Heavy rains are back after a 3-year absence, and yard workers are scrambling to keep up while dodging the raindrops. And though the downpours have refilled lakes, they haven't raised aquifer levels or eased the drought.
By JORGE SANCHEZ
© St. Petersburg Times, published August 6, 2001
After several years of drought, Citrus County is sloshing its way through an honest-to-goodness Florida rainy season. Umbrellas, which sat untouched in a closet, now blossom regularly, and people going through their daily routines must deal with drizzles and downpours.
For the first time in three years, hard rains have fallen, making lawns and shrubs grow like mad.
According to rainfall figures provided by the Southwest Florida Water Management District, this is a better than average Florida rainy season.
The rainfall amount for June in Citrus was 8.43 inches, compared with a normal rainfall amount of 7.27 inches.
In July, Citrus had a whopping 10.67 inches of rain, compared with a normal average of 7.89 inches. Already this month, about 1.5 inches of rain has fallen, and a normal rainfall amount for August is 7.49 inches.

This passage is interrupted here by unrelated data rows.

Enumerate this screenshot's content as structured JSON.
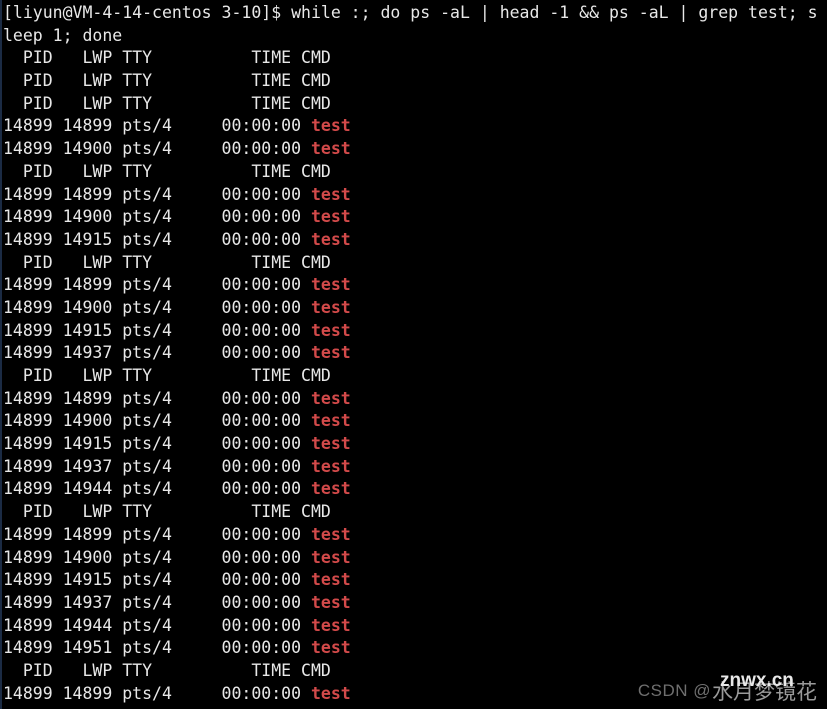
{
  "terminal": {
    "background_color": "#000000",
    "foreground_color": "#e8e8e8",
    "accent_red": "#d24a4a",
    "prompt": "[liyun@VM-4-14-centos 3-10]$ ",
    "command": "while :; do ps -aL | head -1 && ps -aL | grep test; sleep 1; done",
    "header_text": "  PID   LWP TTY          TIME CMD",
    "lines": [
      {
        "type": "command",
        "text": "[liyun@VM-4-14-centos 3-10]$ while :; do ps -aL | head -1 && ps -aL | grep test; s"
      },
      {
        "type": "command",
        "text": "leep 1; done"
      },
      {
        "type": "header",
        "text": "  PID   LWP TTY          TIME CMD"
      },
      {
        "type": "header",
        "text": "  PID   LWP TTY          TIME CMD"
      },
      {
        "type": "header",
        "text": "  PID   LWP TTY          TIME CMD"
      },
      {
        "type": "process",
        "pid": "14899",
        "lwp": "14899",
        "tty": "pts/4",
        "time": "00:00:00",
        "cmd": "test"
      },
      {
        "type": "process",
        "pid": "14899",
        "lwp": "14900",
        "tty": "pts/4",
        "time": "00:00:00",
        "cmd": "test"
      },
      {
        "type": "header",
        "text": "  PID   LWP TTY          TIME CMD"
      },
      {
        "type": "process",
        "pid": "14899",
        "lwp": "14899",
        "tty": "pts/4",
        "time": "00:00:00",
        "cmd": "test"
      },
      {
        "type": "process",
        "pid": "14899",
        "lwp": "14900",
        "tty": "pts/4",
        "time": "00:00:00",
        "cmd": "test"
      },
      {
        "type": "process",
        "pid": "14899",
        "lwp": "14915",
        "tty": "pts/4",
        "time": "00:00:00",
        "cmd": "test"
      },
      {
        "type": "header",
        "text": "  PID   LWP TTY          TIME CMD"
      },
      {
        "type": "process",
        "pid": "14899",
        "lwp": "14899",
        "tty": "pts/4",
        "time": "00:00:00",
        "cmd": "test"
      },
      {
        "type": "process",
        "pid": "14899",
        "lwp": "14900",
        "tty": "pts/4",
        "time": "00:00:00",
        "cmd": "test"
      },
      {
        "type": "process",
        "pid": "14899",
        "lwp": "14915",
        "tty": "pts/4",
        "time": "00:00:00",
        "cmd": "test"
      },
      {
        "type": "process",
        "pid": "14899",
        "lwp": "14937",
        "tty": "pts/4",
        "time": "00:00:00",
        "cmd": "test"
      },
      {
        "type": "header",
        "text": "  PID   LWP TTY          TIME CMD"
      },
      {
        "type": "process",
        "pid": "14899",
        "lwp": "14899",
        "tty": "pts/4",
        "time": "00:00:00",
        "cmd": "test"
      },
      {
        "type": "process",
        "pid": "14899",
        "lwp": "14900",
        "tty": "pts/4",
        "time": "00:00:00",
        "cmd": "test"
      },
      {
        "type": "process",
        "pid": "14899",
        "lwp": "14915",
        "tty": "pts/4",
        "time": "00:00:00",
        "cmd": "test"
      },
      {
        "type": "process",
        "pid": "14899",
        "lwp": "14937",
        "tty": "pts/4",
        "time": "00:00:00",
        "cmd": "test"
      },
      {
        "type": "process",
        "pid": "14899",
        "lwp": "14944",
        "tty": "pts/4",
        "time": "00:00:00",
        "cmd": "test"
      },
      {
        "type": "header",
        "text": "  PID   LWP TTY          TIME CMD"
      },
      {
        "type": "process",
        "pid": "14899",
        "lwp": "14899",
        "tty": "pts/4",
        "time": "00:00:00",
        "cmd": "test"
      },
      {
        "type": "process",
        "pid": "14899",
        "lwp": "14900",
        "tty": "pts/4",
        "time": "00:00:00",
        "cmd": "test"
      },
      {
        "type": "process",
        "pid": "14899",
        "lwp": "14915",
        "tty": "pts/4",
        "time": "00:00:00",
        "cmd": "test"
      },
      {
        "type": "process",
        "pid": "14899",
        "lwp": "14937",
        "tty": "pts/4",
        "time": "00:00:00",
        "cmd": "test"
      },
      {
        "type": "process",
        "pid": "14899",
        "lwp": "14944",
        "tty": "pts/4",
        "time": "00:00:00",
        "cmd": "test"
      },
      {
        "type": "process",
        "pid": "14899",
        "lwp": "14951",
        "tty": "pts/4",
        "time": "00:00:00",
        "cmd": "test"
      },
      {
        "type": "header",
        "text": "  PID   LWP TTY          TIME CMD"
      },
      {
        "type": "process",
        "pid": "14899",
        "lwp": "14899",
        "tty": "pts/4",
        "time": "00:00:00",
        "cmd": "test"
      }
    ]
  },
  "watermark": {
    "prefix": "CSDN @",
    "author": "水月梦镜花",
    "overlay": "znwx.cn"
  }
}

You won't find too many people grumbling about the rain, even those whose jobs require them to work outdoors full time. After all, if you work outdoors in Florida, notwithstanding the occasional drought, dealing with downpours becomes commonplace.
Workers building houses and cutting lawns try to work through rains, or take a short break until the heavy stuff slackens, then go back to work. The main problem is keeping up with a time schedule.

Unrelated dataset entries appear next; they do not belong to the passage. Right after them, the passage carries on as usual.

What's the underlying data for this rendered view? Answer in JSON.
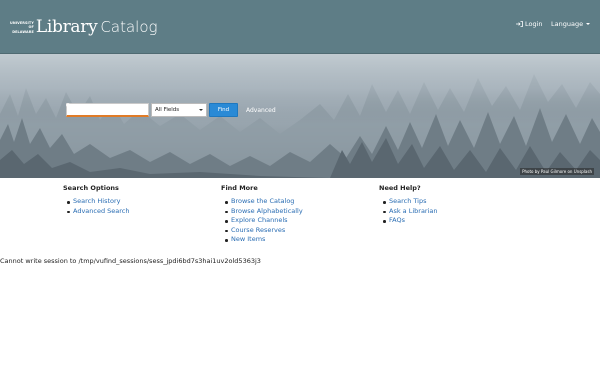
{
  "header": {
    "logo_small_lines": [
      "UNIVERSITY",
      "OF",
      "DELAWARE"
    ],
    "logo_main": "Library",
    "logo_sub": "Catalog",
    "login_label": "Login",
    "language_label": "Language"
  },
  "search": {
    "input_value": "",
    "select_value": "All Fields",
    "find_label": "Find",
    "advanced_label": "Advanced"
  },
  "hero": {
    "photo_credit": "Photo by Paul Gilmore on Unsplash"
  },
  "columns": [
    {
      "title": "Search Options",
      "links": [
        "Search History",
        "Advanced Search"
      ]
    },
    {
      "title": "Find More",
      "links": [
        "Browse the Catalog",
        "Browse Alphabetically",
        "Explore Channels",
        "Course Reserves",
        "New Items"
      ]
    },
    {
      "title": "Need Help?",
      "links": [
        "Search Tips",
        "Ask a Librarian",
        "FAQs"
      ]
    }
  ],
  "error_message": "Cannot write session to /tmp/vufind_sessions/sess_jpdi6bd7s3hai1uv2old5363j3",
  "colors": {
    "header_bg": "#5e7d86",
    "accent": "#2a8ad6",
    "link": "#2a6db3",
    "input_underline": "#e07b26"
  }
}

"It keeps us busy, that's the bottom line," said Kevin Kaiser, owner of Greenside Lawns and Landscaping of Inverness.
Kaiser said the rainy season also means an active growth rate, making him and his assistant work harder.

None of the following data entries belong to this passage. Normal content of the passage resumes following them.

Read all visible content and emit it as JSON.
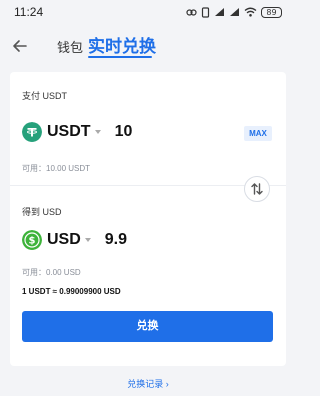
{
  "status_bar": {
    "time": "11:24",
    "battery": "89"
  },
  "header": {
    "back_icon": "arrow-left-icon",
    "tab_wallet": "钱包",
    "tab_exchange": "实时兑换"
  },
  "pay": {
    "label": "支付 USDT",
    "coin": "USDT",
    "amount": "10",
    "max_label": "MAX",
    "available": "可用：10.00 USDT"
  },
  "receive": {
    "label": "得到 USD",
    "coin": "USD",
    "amount": "9.9",
    "available": "可用：0.00 USD"
  },
  "rate": "1 USDT ≈ 0.99009900 USD",
  "convert_button": "兑换",
  "history_link": "兑换记录",
  "colors": {
    "accent": "#1f6fe8",
    "usdt": "#26a17b",
    "usd": "#3db33a"
  }
}
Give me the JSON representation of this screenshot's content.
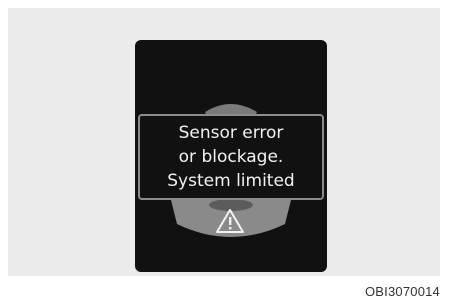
{
  "message": {
    "line1": "Sensor error",
    "line2": "or blockage.",
    "line3": "System limited"
  },
  "icons": {
    "warning": "warning-triangle-icon",
    "sensor": "front-sensor-arc-icon"
  },
  "reference_code": "OBI3070014",
  "colors": {
    "display_background": "#111111",
    "outer_background": "#ececec",
    "text": "#f2f2f2",
    "sensor_arc": "#8a8a8a"
  }
}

"We don't really have an option because it never stops," Kaiser said. "Getting way behind, though, is the worst possible scenario."
Kaiser said it's a common practice for him to work right through most rains. Only the darkest of thunderstorms and lightning will cause him to turn off his mower and wait in the truck.
"We'll mow in the rain. What we do is raise the mower deck an inch or so," he said. "Then we come back next time and do a closer trim."
Another landscaper and lawn care business owner, who operates 13 crews, says dodging raindrops is not new for him.
"The rain has promoted a higher quality of grass, which grows denser and faster," said Bob Munro of Munro's Landscaping in Homosassa.
"If it rains in the morning, we'll wait it out. If it's too bad, all you can really do is put it off until the next day, but then the backlog begins," he said.
Even with this healthy rainy season, the drought continues, based on measurements of the underground water table. Even though most of the lakes are looking healthier, it's a different story beneath the limestone.
The aquifer level is 1.93 feet below the very bottom of the normal range of readings as of July 31, according to Swiftmud. In other words, the aquifer would have to rise 1.93 feet to enter the very lowest of the normal readings. The aquifer would need to rise an additional 2 feet (in addition to the 1.93) to reach the middle of the normal range.
These aquifer recovery readings date to May 31, 2000. They have never entered the normal range during this time period. The closest the aquifer in Citrus got to the bottom normal range was 0.97 feet in September 2000.